That said. Hopefully something can be done with one of the MP54s at minimum maybe a front end can be saved and placed indoors. With a fully functional and illuminated cab. As a walk through/hands on display.
  by ConstanceR46
I don't see why it should just be a front end when 4153 and the combine in PJ could still make it into preservation, given an adequate plan.
  by workextra
It’s about cost. I as much as many others want to see 4153 restored to at minimum loco haul status.
But, how much are YOU. And others here are willing to put into that project.
For starters.
1)The owners may want money for it even though it is deaccessioned. How much$$
2) how much would the restorers be spending the time to go there to Prep it for the move $$
3) how much will the restorers be paying for the cranes in both CT and in NY
4) how much will the restorers be paying in multiple truck transportation via roadway, possibly needing permits.
5) only now can any real work to preserve this unit can begin. And we’re close to or possibly over 100k already!

4153 needs a significant amount of metal work, new glazing, doors need work to open/close normally, undercarriage is secure but needs work.
Air tanks rotted through and more.
However the cabin lights do work!
I saw them lit personally! It was a nice sight.
But $250-500k or maybe $3-9k for a front end only?
  by RGlueck
I think $100,000 is a nominal figure to reacquire and move an old MU car. As an LIRR historian/nerd, I would love to see one preserved and maintained. Operationally? This won't happen so drop that idea and shoot to a preservation plan for 2022. Find a building into which the cosmetically restored car will be installed. Plan a meaningful comparative display around it, such as "How has Long Island life changed between 1950 and today?"
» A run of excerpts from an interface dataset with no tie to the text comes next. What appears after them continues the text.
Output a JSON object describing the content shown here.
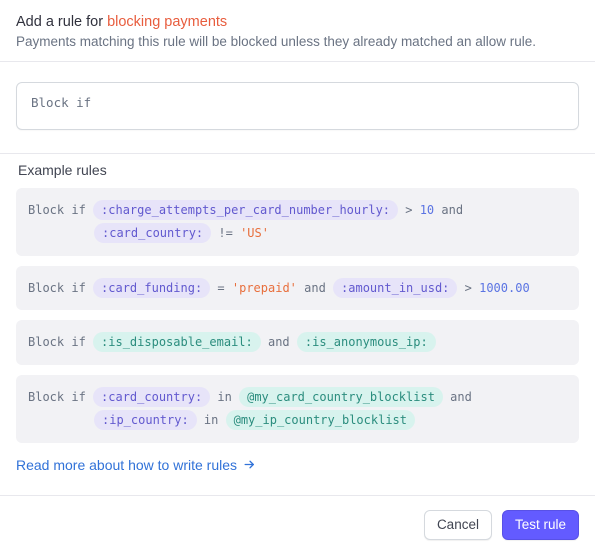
{
  "header": {
    "title_prefix": "Add a rule for ",
    "title_accent": "blocking payments",
    "subtitle": "Payments matching this rule will be blocked unless they already matched an allow rule."
  },
  "input": {
    "value": "Block if"
  },
  "examples": {
    "title": "Example rules",
    "rules": [
      {
        "prefix": "Block if ",
        "tokens_line1": [
          {
            "type": "attr",
            "text": ":charge_attempts_per_card_number_hourly:"
          },
          {
            "type": "kw",
            "text": " > "
          },
          {
            "type": "num",
            "text": "10"
          },
          {
            "type": "kw",
            "text": " and"
          }
        ],
        "tokens_line2": [
          {
            "type": "attr",
            "text": ":card_country:"
          },
          {
            "type": "kw",
            "text": " != "
          },
          {
            "type": "str",
            "text": "'US'"
          }
        ]
      },
      {
        "prefix": "Block if ",
        "tokens_line1": [
          {
            "type": "attr",
            "text": ":card_funding:"
          },
          {
            "type": "kw",
            "text": " = "
          },
          {
            "type": "str",
            "text": "'prepaid'"
          },
          {
            "type": "kw",
            "text": " and "
          },
          {
            "type": "attr",
            "text": ":amount_in_usd:"
          },
          {
            "type": "kw",
            "text": " > "
          },
          {
            "type": "num",
            "text": "1000.00"
          }
        ]
      },
      {
        "prefix": "Block if ",
        "tokens_line1": [
          {
            "type": "attr_teal",
            "text": ":is_disposable_email:"
          },
          {
            "type": "kw",
            "text": " and "
          },
          {
            "type": "attr_teal",
            "text": ":is_anonymous_ip:"
          }
        ]
      },
      {
        "prefix": "Block if ",
        "tokens_line1": [
          {
            "type": "attr",
            "text": ":card_country:"
          },
          {
            "type": "kw",
            "text": " in "
          },
          {
            "type": "list",
            "text": "@my_card_country_blocklist"
          },
          {
            "type": "kw",
            "text": " and"
          }
        ],
        "tokens_line2": [
          {
            "type": "attr",
            "text": ":ip_country:"
          },
          {
            "type": "kw",
            "text": " in "
          },
          {
            "type": "list",
            "text": "@my_ip_country_blocklist"
          }
        ]
      }
    ],
    "link_text": "Read more about how to write rules"
  },
  "footer": {
    "cancel": "Cancel",
    "test": "Test rule"
  }
}
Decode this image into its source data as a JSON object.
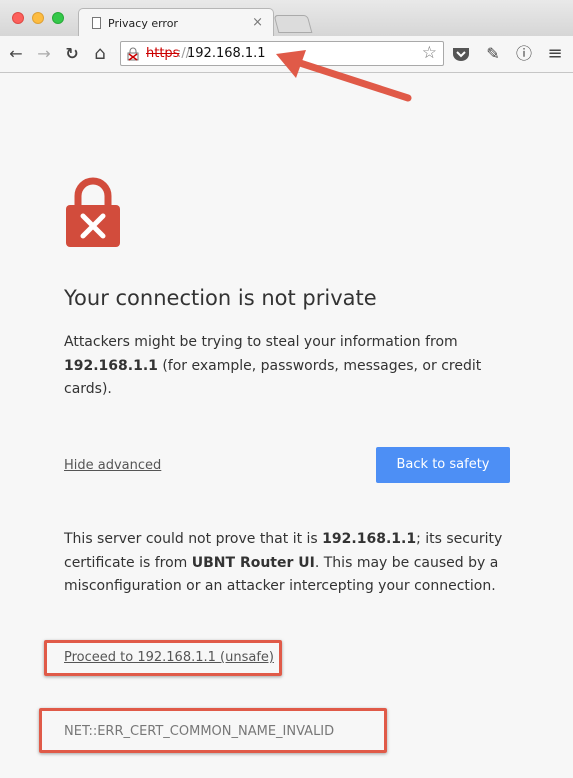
{
  "tab": {
    "title": "Privacy error",
    "close": "×"
  },
  "toolbar": {
    "back": "←",
    "forward": "→",
    "reload": "↻",
    "home": "⌂",
    "url_scheme": "https",
    "url_separator": "://",
    "url_host": "192.168.1.1",
    "star": "☆",
    "ext_pin": "✎",
    "ext_info": "ⓘ",
    "menu": "≡"
  },
  "page": {
    "heading": "Your connection is not private",
    "intro_before": "Attackers might be trying to steal your information from ",
    "intro_host": "192.168.1.1",
    "intro_after": " (for example, passwords, messages, or credit cards).",
    "hide_advanced": "Hide advanced",
    "back_to_safety": "Back to safety",
    "detail_1": "This server could not prove that it is ",
    "detail_host": "192.168.1.1",
    "detail_2": "; its security certificate is from ",
    "detail_issuer": "UBNT Router UI",
    "detail_3": ". This may be caused by a misconfiguration or an attacker intercepting your connection.",
    "proceed": "Proceed to 192.168.1.1 (unsafe)",
    "error_code": "NET::ERR_CERT_COMMON_NAME_INVALID"
  },
  "colors": {
    "accent_red": "#d24c3c",
    "annotation_red": "#e05a48",
    "button_blue": "#4d8ff5"
  }
}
Perhaps get OBRM to donate a simulator cab. Include displays for Sperry, Grumman, Republic, potato agriculture and shipping, the L.I.E. (with at least one Volkswagon "Beetle"....... Get where I'm going with this? The MU car needs to be included in an established museum or a planned and funded future museum.
I don't see any other way. I'd like to, but I don't.
  by workextra
Hi guys,
I am not conversant with the quality of steel used in the MP54 compared with that used in the DLW MUs
That said, I don’t see why in the right outfit 4153 couldn’t be restored to a loco haul status. While maintaining its classic MP54 appearance, and cab controls.
The DLW MUs have enjoyed a spectacular life in preservation but the MP54s that did make it into preservation seemed to die off a prolonged death.
This is telling me there is an issue with their construction, maintenance (or lack thereof) or the quality of steel used was inferior.
I’m not getting into the aspect that the majority were gone before many tourist railroads sprung up as that does not apply. Specifically the cars that made it into that era.
Any thoughts?
  by ConstanceR46
The PRR ran on a very wire-thin style of maintenance; both with steam and electrics. MP54s suffered a lot from it; plus i've heard that the road salt common in the northeast would corrode the underbodies. Reading Blueliners, for example, were looked after much better; which is why a ton are still in tourist service.